    It's become quite clear that the people negatively impacted by this patch were infected with malware. Specifically, a rootkit called TDSS. The update didn't break anything. The system was infected before the update took place, and that caused the machine not to be able to boot.

    The TDSS rootkit is tricky to remove, and if not done correctly can also cause a system to be unbootable. Thankfully, Kaspersky has developed a simple tool for it's removal, TDSSKiller.

  • SurlyRider

    Microsoft is offering a Fix it to use instead of the KB977165 patch, found here: http://support.microsoft.com/kb/979682

    Microsoft Fix it 50364.
    http://go.microsoft.com/?linkid=9708887

  • SurlyRider

    Microsoft is offering a Fix it to use instead of the KB977165 patch, found here: http://support.microsoft.com/kb/979682

    Microsoft Fix it 50364.
    http://go.microsoft.com/?linkid=9708887

  • SpaceInvader75

    Microsoft may not stoop that low, but they have done some questionable things, in my opinion. I still remember being angry that Halo 2 was only released for Vista. Can anyone give me a valid reason for this other than an attempt to get more customers to buy Vista?

  • SpaceInvader75

    Microsoft may not stoop that low, but they have done some questionable things, in my opinion. I still remember being angry that Halo 2 was only released for Vista. Can anyone give me a valid reason for this other than an attempt to get more customers to buy Vista?

  • ThaMadGreek

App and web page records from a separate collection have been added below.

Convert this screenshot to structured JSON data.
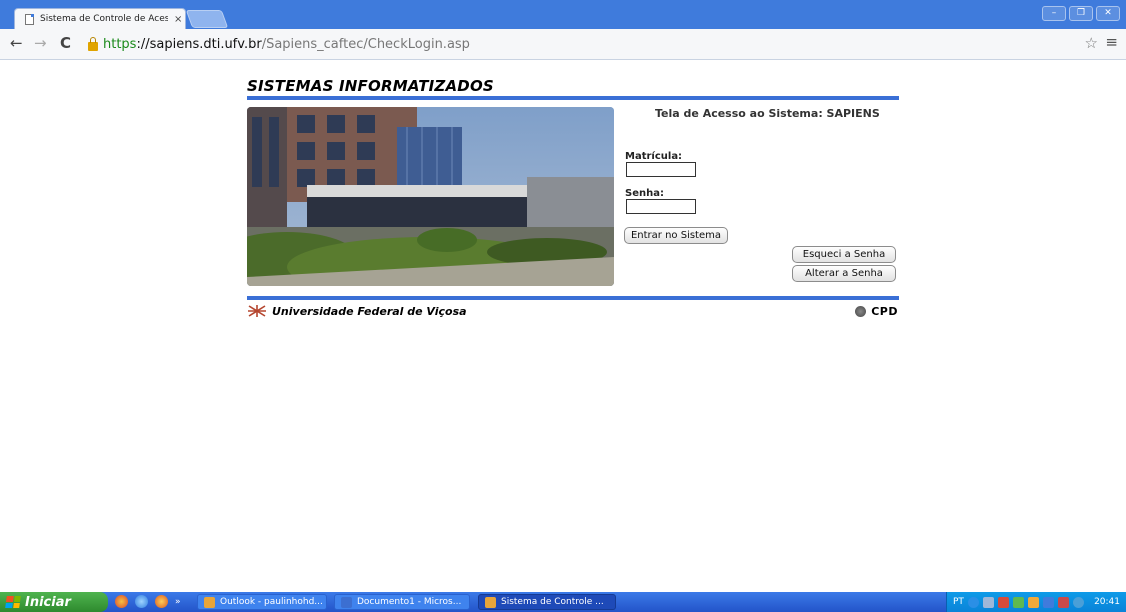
{
  "browser": {
    "tab_title": "Sistema de Controle de Aces",
    "tab_close": "×",
    "url_scheme": "https",
    "url_host": "://sapiens.dti.ufv.br",
    "url_path": "/Sapiens_caftec/CheckLogin.asp",
    "back_icon": "←",
    "forward_icon": "→",
    "reload_icon": "C",
    "star_icon": "☆",
    "menu_icon": "≡",
    "min_icon": "–",
    "max_icon": "❐",
    "close_icon": "✕"
  },
  "page": {
    "heading": "SISTEMAS INFORMATIZADOS",
    "access_title": "Tela de Acesso ao Sistema: SAPIENS",
    "matricula_label": "Matrícula:",
    "matricula_value": "",
    "senha_label": "Senha:",
    "senha_value": "",
    "login_button": "Entrar no Sistema",
    "forgot_button": "Esqueci a Senha",
    "change_button": "Alterar a Senha",
    "footer_university": "Universidade Federal de Viçosa",
    "footer_cpd": "CPD",
    "accent_color": "#3a6fd6"
  },
  "taskbar": {
    "start_label": "Iniciar",
    "more": "»",
    "tasks": [
      {
        "label": "Outlook - paulinhohd...",
        "icon_color": "#e8a53a"
      },
      {
        "label": "Documento1 - Micros...",
        "icon_color": "#3c6fd1"
      },
      {
        "label": "Sistema de Controle ...",
        "icon_color": "#e8a53a"
      }
    ],
    "lang": "PT",
    "clock": "20:41"
  }
}
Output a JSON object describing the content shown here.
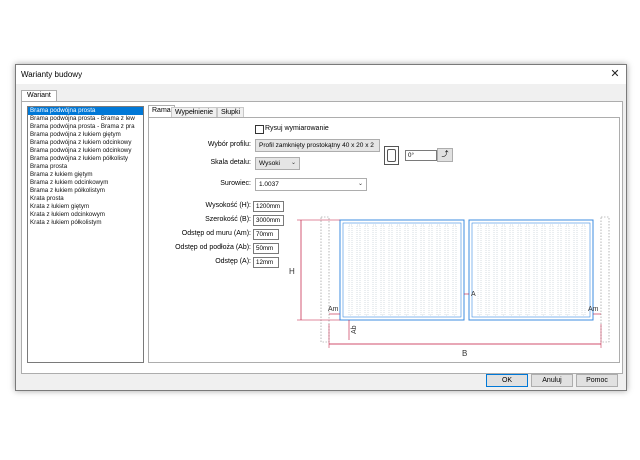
{
  "window": {
    "title": "Warianty budowy"
  },
  "outer_tab": "Wariant",
  "variants": [
    "Brama podwójna prosta",
    "Brama podwójna prosta - Brama z lew",
    "Brama podwójna prosta - Brama z pra",
    "Brama podwójna z łukiem giętym",
    "Brama podwójna z łukiem odcinkowy",
    "Brama podwójna z łukiem odcinkowy",
    "Brama podwójna z łukiem półkolisty",
    "Brama prosta",
    "Brama z łukiem giętym",
    "Brama z łukiem odcinkowym",
    "Brama z łukiem półkolistym",
    "Krata prosta",
    "Krata z łukiem giętym",
    "Krata z łukiem odcinkowym",
    "Krata z łukiem półkolistym"
  ],
  "selected_index": 0,
  "tabs": [
    "Rama",
    "Wypełnienie",
    "Słupki"
  ],
  "form": {
    "draw_dimensions_label": "Rysuj wymiarowanie",
    "profile_label": "Wybór profilu:",
    "profile_value": "Profil zamknięty prostokątny  40 x 20 x 2",
    "angle_value": "0°",
    "detail_label": "Skala detalu:",
    "detail_value": "Wysoki",
    "material_label": "Surowiec:",
    "material_value": "1.0037",
    "height_label": "Wysokość (H):",
    "height_value": "1200mm",
    "width_label": "Szerokość (B):",
    "width_value": "3000mm",
    "wall_gap_label": "Odstęp od muru (Am):",
    "wall_gap_value": "70mm",
    "floor_gap_label": "Odstęp od podłoża (Ab):",
    "floor_gap_value": "50mm",
    "gap_label": "Odstęp (A):",
    "gap_value": "12mm"
  },
  "drawing_labels": {
    "H": "H",
    "B": "B",
    "A": "A",
    "Am_left": "Am",
    "Am_right": "Am",
    "Ab": "Ab"
  },
  "buttons": {
    "ok": "OK",
    "cancel": "Anuluj",
    "help": "Pomoc"
  },
  "colors": {
    "selection": "#0078d7",
    "gate_outline": "#3c8ce0",
    "dimension": "#c0143c"
  }
}
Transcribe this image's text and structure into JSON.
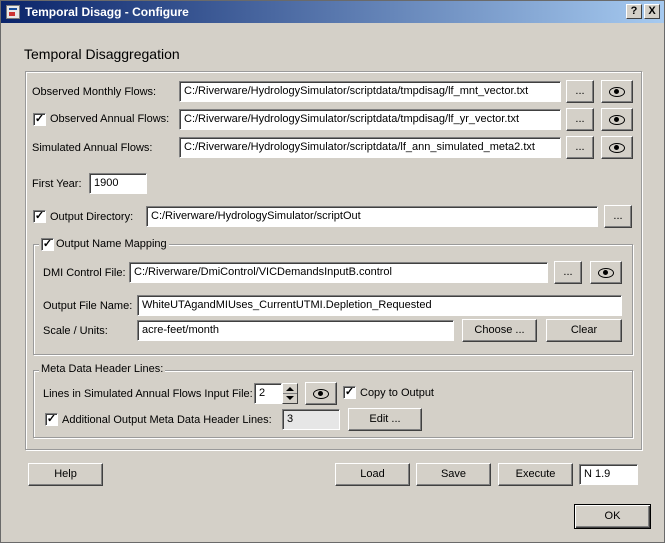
{
  "window": {
    "title": "Temporal Disagg - Configure",
    "help_glyph": "?",
    "close_glyph": "X"
  },
  "heading": "Temporal Disaggregation",
  "inputs": {
    "observed_monthly": {
      "label": "Observed Monthly Flows:",
      "value": "C:/Riverware/HydrologySimulator/scriptdata/tmpdisag/lf_mnt_vector.txt"
    },
    "observed_annual": {
      "label": "Observed Annual Flows:",
      "checked": true,
      "value": "C:/Riverware/HydrologySimulator/scriptdata/tmpdisag/lf_yr_vector.txt"
    },
    "simulated_annual": {
      "label": "Simulated Annual Flows:",
      "value": "C:/Riverware/HydrologySimulator/scriptdata/lf_ann_simulated_meta2.txt"
    },
    "first_year": {
      "label": "First Year:",
      "value": "1900"
    },
    "output_directory": {
      "label": "Output Directory:",
      "checked": true,
      "value": "C:/Riverware/HydrologySimulator/scriptOut"
    },
    "browse_label": "...",
    "view_icon": "eye-icon"
  },
  "output_name_mapping": {
    "title": "Output Name Mapping",
    "checked": true,
    "dmi_control_file": {
      "label": "DMI Control File:",
      "value": "C:/Riverware/DmiControl/VICDemandsInputB.control"
    },
    "output_file_name": {
      "label": "Output File Name:",
      "value": "WhiteUTAgandMIUses_CurrentUTMI.Depletion_Requested"
    },
    "scale_units": {
      "label": "Scale / Units:",
      "value": "acre-feet/month"
    },
    "choose_label": "Choose ...",
    "clear_label": "Clear"
  },
  "meta_data": {
    "title": "Meta Data Header Lines:",
    "lines_label": "Lines in Simulated Annual Flows Input File:",
    "lines_value": "2",
    "copy_to_output": {
      "label": "Copy to Output",
      "checked": true
    },
    "additional": {
      "label": "Additional Output Meta Data Header Lines:",
      "checked": true,
      "value": "3"
    },
    "edit_label": "Edit ..."
  },
  "footer": {
    "help_label": "Help",
    "load_label": "Load",
    "save_label": "Save",
    "execute_label": "Execute",
    "n_value": "N 1.9",
    "ok_label": "OK"
  }
}
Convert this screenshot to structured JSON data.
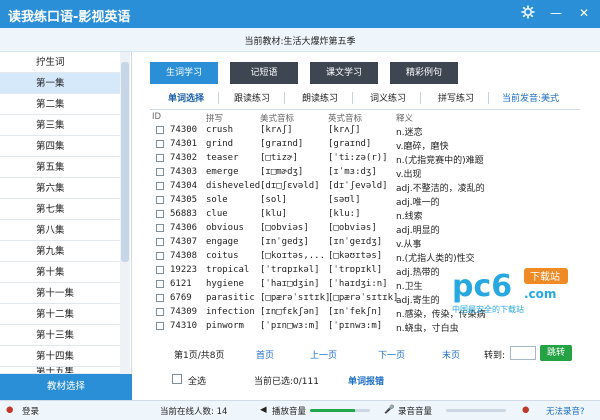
{
  "window": {
    "title": "读我练口语-影视英语",
    "settings_icon": "gear-icon",
    "minimize": "—",
    "close": "✕"
  },
  "course": {
    "label": "当前教材:生活大爆炸第五季"
  },
  "sidebar": {
    "items": [
      {
        "label": "拧生词"
      },
      {
        "label": "第一集"
      },
      {
        "label": "第二集"
      },
      {
        "label": "第三集"
      },
      {
        "label": "第四集"
      },
      {
        "label": "第五集"
      },
      {
        "label": "第六集"
      },
      {
        "label": "第七集"
      },
      {
        "label": "第八集"
      },
      {
        "label": "第九集"
      },
      {
        "label": "第十集"
      },
      {
        "label": "第十一集"
      },
      {
        "label": "第十二集"
      },
      {
        "label": "第十三集"
      },
      {
        "label": "第十四集"
      },
      {
        "label": "第十五集"
      }
    ],
    "select_button": "教材选择"
  },
  "main_tabs": [
    {
      "label": "生词学习"
    },
    {
      "label": "记短语"
    },
    {
      "label": "课文学习"
    },
    {
      "label": "精彩例句"
    }
  ],
  "sub_tabs": [
    {
      "label": "单词选择"
    },
    {
      "label": "跟读练习"
    },
    {
      "label": "朗读练习"
    },
    {
      "label": "词义练习"
    },
    {
      "label": "拼写练习"
    }
  ],
  "accent": {
    "label": "当前发音:美式"
  },
  "table": {
    "headers": {
      "id": "ID",
      "spelling": "拼写",
      "us": "美式音标",
      "uk": "英式音标",
      "meaning": "释义"
    },
    "rows": [
      {
        "id": "74300",
        "word": "crush",
        "us": "[krʌʃ]",
        "uk": "[krʌʃ]",
        "meaning": "n.迷恋"
      },
      {
        "id": "74301",
        "word": "grind",
        "us": "[graɪnd]",
        "uk": "[graɪnd]",
        "meaning": "v.磨碎，磨快"
      },
      {
        "id": "74302",
        "word": "teaser",
        "us": "[□tizɚ]",
        "uk": "[ˈti:zə(r)]",
        "meaning": "n.(尤指竞赛中的)难题"
      },
      {
        "id": "74303",
        "word": "emerge",
        "us": "[ɪ□mɚdʒ]",
        "uk": "[ɪˈmɜ:dʒ]",
        "meaning": "v.出现"
      },
      {
        "id": "74304",
        "word": "disheveled",
        "us": "[dɪ□ʃɛvəld]",
        "uk": "[dɪˈʃevəld]",
        "meaning": "adj.不整洁的，凌乱的"
      },
      {
        "id": "74305",
        "word": "sole",
        "us": "[sol]",
        "uk": "[səʊl]",
        "meaning": "adj.唯一的"
      },
      {
        "id": "56883",
        "word": "clue",
        "us": "[klu]",
        "uk": "[klu:]",
        "meaning": "n.线索"
      },
      {
        "id": "74306",
        "word": "obvious",
        "us": "[□obviəs]",
        "uk": "[□obviəs]",
        "meaning": "adj.明显的"
      },
      {
        "id": "74307",
        "word": "engage",
        "us": "[ɪnˈgedʒ]",
        "uk": "[ɪnˈgeɪdʒ]",
        "meaning": "v.从事"
      },
      {
        "id": "74308",
        "word": "coitus",
        "us": "[□koɪtəs,...",
        "uk": "[□kəʊɪtəs]",
        "meaning": "n.(尤指人类的)性交"
      },
      {
        "id": "19223",
        "word": "tropical",
        "us": "[ˈtrɑpɪkəl]",
        "uk": "[ˈtrɒpɪkl]",
        "meaning": "adj.热带的"
      },
      {
        "id": "6121",
        "word": "hygiene",
        "us": "[ˈhaɪ□dʒin]",
        "uk": "[ˈhaɪdʒi:n]",
        "meaning": "n.卫生"
      },
      {
        "id": "6769",
        "word": "parasitic",
        "us": "[□pærəˈsɪtɪk]",
        "uk": "[□pærəˈsɪtɪk]",
        "meaning": "adj.寄生的"
      },
      {
        "id": "74309",
        "word": "infection",
        "us": "[ɪn□fɛkʃən]",
        "uk": "[ɪnˈfekʃn]",
        "meaning": "n.感染，传染，传染病"
      },
      {
        "id": "74310",
        "word": "pinworm",
        "us": "[ˈpɪn□wɜ:m]",
        "uk": "[ˈpɪnwɜ:m]",
        "meaning": "n.蛲虫，寸白虫"
      }
    ]
  },
  "pager": {
    "info": "第1页/共8页",
    "first": "首页",
    "prev": "上一页",
    "next": "下一页",
    "last": "末页",
    "goto_label": "转到:",
    "go": "跳转"
  },
  "actions": {
    "select_all": "全选",
    "selected": "当前已选:0/111",
    "report": "单词报错"
  },
  "status": {
    "login": "登录",
    "online": "当前在线人数: 14",
    "play_volume": "播放音量",
    "record_volume": "录音音量",
    "no_voice": "无法录音?",
    "play_volume_level": 0.75,
    "record_volume_level": 0.0
  },
  "watermark": {
    "brand": "pc6",
    "tag": "下载站",
    "domain": ".com",
    "slogan": "中国最安全的下载站",
    "accent_color": "#27a8e0"
  }
}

    LOL it is so funny that someone tries to cover it with a malware issue. But I guess that is what you get for running an exploitable operating system. I tried to go back to MS when Vista came out thinking I need to get on board again just to be insulted that I was just another paying beta tester for the MS org. Why pay for something that is not complete?

  • ThaMadGreek

    LOL it is so funny that someone tries to cover it with a malware issue. But I guess that is what you get for running an exploitable operating system. I tried to go back to MS when Vista came out thinking I need to get on board again just to be insulted that I was just another paying beta tester for the MS org. Why pay for something that is not complete?

  • moonvisage

    I have had consistent problem with windows xp restarting on my sony vaio laptop.It stalls as windows is loading.It only seems to happen,after i have received the very latest windows xp updates.The problem does not occur with my sony vaio PC,only with my Sony Vaio K series laptop.

  • moonvisage

    I have had consistent problem with windows xp restarting on my sony vaio laptop.It stalls as windows is loading.It only seems to happen,after i have received the very latest windows xp updates.The problem does not occur with my sony vaio PC,only with my Sony Vaio K series laptop.

  • Shadow

    On the last couple of, rather large, patch Tuesdays, my ATI Omega Drivers were uninstalled with the patch. I had to reinstall them after the patches, which shouldn't happen. Not sure how Catalyst drivers fared, but wow :/

  • Shadow

    On the last couple of, rather large, patch Tuesdays, my ATI Omega Drivers were uninstalled with the patch. I had to reinstall them after the patches, which shouldn't happen. Not sure how Catalyst drivers fared, but wow :/